“Cool,” I think to myself. “I’ll wander around and figure out what’s happening on my own.”
This was a bad idea. A few minutes later (after heading to some sort of guild and accepting a few quests) I’m in a battle and I have no idea what’s happening. I try to target an enemy, aiming each character’s firing reticle with the X button and waiting for them to charge, but the bad guys interrupt every attack before it finishes. I start mashing buttons and moving my characters around, which makes weird red and blue lines appear on the screen. The game makes no attempt to explain what’s going on. I die several times.
With a reluctant sigh, I open up the menu screen and start up the tutorial, something I hate to do. A well-designed game eases you into its mechanics without forcing you to read supplementary materials.
The tutorial is 16 pages long. I immediately turn off Resonance of Fate.
Look, Tri-Ace. You guys might have devised the most brilliant battle system in the world. This game could be an absolute masterpiece, a triumph both narratively and mechanically. But if we can’t figure out how to play without suffering through endless chunks of instruction, why should we give it a chance at all?
I don’t think it’s unfair to say that as a general rule, JRPGs have a serious accessibility problem. Because their stories and mechanics are often complicated and unfamiliar, they can feel obtuse. It can take a few hours to get the hang of them. This needs to change.
At this point you might be raising an eyebrow and picking up your pitchfork, ready to tear me down for daring to suggest that games be less hardcore. I am not saying games should assault you with prompts and baby-steps like Fi in Skyward Sword or any Zynga game ever. Nor am I suggesting that games should look more like this. But no game should require me to suffer through a lengthy instruction manual. I shouldn’t have to memorize a series of rules and commands with no context or escalation.
The best RPGs introduce themselves with grace and aplomb, guiding you through their world without making you feel like you’re holding their digital hands. Watch the introduction to Final Fantasy VII, for example. We’re introduced to the city of Midgar and we get our first glimpse at one of the game’s most important characters, Aeris. We meet the “ex-soldier”. We get into a battle, which is quick and easy: all you have to do to win is press Fight. (The game’s more complex mechanics, like the Materia system, are introduced at a reasonable pace rather than all at once.)
A large part of Final Fantasy VII‘s success draws from the fact that anyone can play it. You don’t have to be a genre expert or hardcore gamer to follow along with the adventures of Cloud and crew.
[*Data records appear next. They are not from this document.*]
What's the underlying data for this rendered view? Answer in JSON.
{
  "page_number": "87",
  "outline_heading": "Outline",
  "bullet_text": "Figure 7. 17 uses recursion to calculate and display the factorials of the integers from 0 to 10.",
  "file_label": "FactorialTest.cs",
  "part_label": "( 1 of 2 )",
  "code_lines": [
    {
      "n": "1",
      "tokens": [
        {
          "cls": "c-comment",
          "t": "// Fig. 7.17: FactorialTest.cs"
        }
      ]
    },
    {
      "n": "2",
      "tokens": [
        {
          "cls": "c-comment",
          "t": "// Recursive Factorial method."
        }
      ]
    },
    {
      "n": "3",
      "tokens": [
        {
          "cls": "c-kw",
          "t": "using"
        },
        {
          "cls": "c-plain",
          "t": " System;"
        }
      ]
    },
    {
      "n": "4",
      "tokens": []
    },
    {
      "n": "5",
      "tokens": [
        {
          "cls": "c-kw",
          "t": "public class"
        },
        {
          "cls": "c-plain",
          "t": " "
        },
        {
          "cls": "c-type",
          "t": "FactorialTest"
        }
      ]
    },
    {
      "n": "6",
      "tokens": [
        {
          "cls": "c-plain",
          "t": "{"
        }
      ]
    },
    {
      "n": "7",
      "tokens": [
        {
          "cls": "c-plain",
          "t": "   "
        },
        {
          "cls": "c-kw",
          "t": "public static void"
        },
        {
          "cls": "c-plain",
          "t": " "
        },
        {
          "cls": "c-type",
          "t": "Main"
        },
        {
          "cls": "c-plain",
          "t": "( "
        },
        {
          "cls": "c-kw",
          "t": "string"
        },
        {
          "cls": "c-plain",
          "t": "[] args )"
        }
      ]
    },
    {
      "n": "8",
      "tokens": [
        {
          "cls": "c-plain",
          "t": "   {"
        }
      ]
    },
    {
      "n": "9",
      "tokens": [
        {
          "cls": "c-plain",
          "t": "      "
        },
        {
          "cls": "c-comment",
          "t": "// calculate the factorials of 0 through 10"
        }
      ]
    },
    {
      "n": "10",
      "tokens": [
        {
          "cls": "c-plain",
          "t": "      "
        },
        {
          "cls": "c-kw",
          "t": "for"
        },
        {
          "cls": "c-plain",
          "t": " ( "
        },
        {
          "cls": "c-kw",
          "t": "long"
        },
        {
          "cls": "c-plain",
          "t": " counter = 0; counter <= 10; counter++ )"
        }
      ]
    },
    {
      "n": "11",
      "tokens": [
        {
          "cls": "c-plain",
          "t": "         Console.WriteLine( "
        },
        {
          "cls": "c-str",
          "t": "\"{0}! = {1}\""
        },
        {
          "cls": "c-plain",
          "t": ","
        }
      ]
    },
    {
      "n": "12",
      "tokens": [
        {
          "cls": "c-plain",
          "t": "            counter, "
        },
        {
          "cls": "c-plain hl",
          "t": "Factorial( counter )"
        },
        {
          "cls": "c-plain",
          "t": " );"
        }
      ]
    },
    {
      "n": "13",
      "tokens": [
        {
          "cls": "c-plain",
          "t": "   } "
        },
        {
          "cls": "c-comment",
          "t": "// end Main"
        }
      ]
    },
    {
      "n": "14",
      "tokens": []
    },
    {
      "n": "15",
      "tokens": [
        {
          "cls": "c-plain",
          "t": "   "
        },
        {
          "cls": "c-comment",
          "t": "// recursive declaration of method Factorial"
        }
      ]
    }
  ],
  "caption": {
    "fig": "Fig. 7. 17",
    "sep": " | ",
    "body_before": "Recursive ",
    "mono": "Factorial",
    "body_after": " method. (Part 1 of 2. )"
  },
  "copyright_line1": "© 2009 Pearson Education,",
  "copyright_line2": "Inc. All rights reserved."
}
You just have to dive in and pay a bit of attention. When a JRPG doesn’t pull this off, when it turns you off in its first few minutes because it is inaccessible or tough to follow, the genre suffers accordingly.
I haven’t given up on Resonance of Fate just yet. I’ll slog through its tutorials and try to master what appear to be some extremely unwieldy mechanics. But I’m already mad at it. That’s the power of first impressions.
Random Encounters is a weekly column dedicated to all things JRPG.